Arabian Islamic Jihad: The main Salafi-Jihadi group in the UAR. It was at its peak in the 1980s and 1990s, but declined in the 2000s, and it is believed that the 2003 Amman nightclub massacre led to the MB's defeat in the election three weeks later. However, it is now losing members as many believe that the increasingly more extreme MB can present a better path to establishing the Shariah then engaging in terrorist activities.
Sudanese Liberation Army: The SLA is a Christian nationalist group which seeks the establishment of a Christian state in southern Sudan. It receives aid from Ethiopia and Russia. The SLA boogeyman is enough to convince Muslim Sudanese to vote MB, and the Sudanese wing of the MB loves to bring them up every election season (be it national or just in the Sudan Republic).
Kurdistan Worker's Party: After establishing a state in the ruins of Turkey, the KWP now seeks to free their brethren in the UAR and Iran. Their insurgency has led to cooperation between the UAR and Iran, and such cooperation is a high point in their usually cold relations with each other. They see the KDP as reactionary traitors, while the KDP sees them as terrorists and believes that, by engaging in the political process it is doing more for Kurdish interests than the KWP can.
Lebanese Patriotic Army: The smallest insurgent group. Was popular among Lebanese Maronites from the 1960s-1990s, but the fact that many of its members just can't seem to join the political process has led to them becoming unpopular.
Shouldn't Berber be in here (30-odd million speakers today mostly between Morocco and Algeria), or did something nasty happen at some point?Languages: Arabic (official), Kurdish, Turkmen, Turkish, English, Dinka, Assyrian, Coptic.
Someone in Scotland wished on the monkey's paw, but for which??SNP: Joanna Cherry has been invited to serve in Her Majesty's Government.
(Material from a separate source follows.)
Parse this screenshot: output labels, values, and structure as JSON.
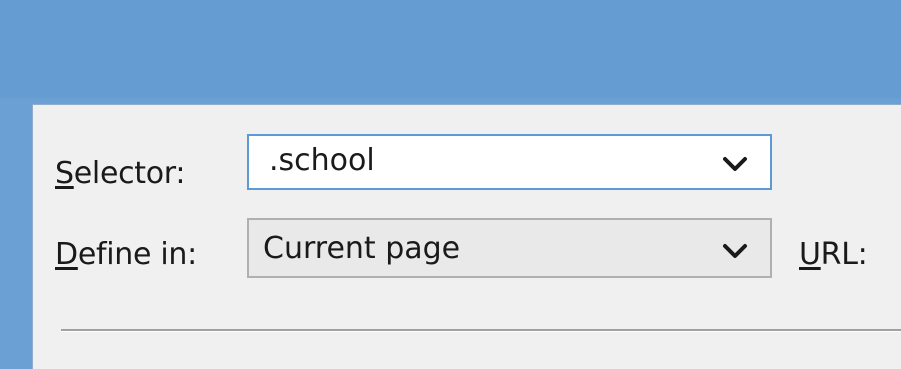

Which sucks. But the good news is that Alex Salmond has been invited to serve at Her Majesty's pleasure. And that's not an offer he can easily refuse.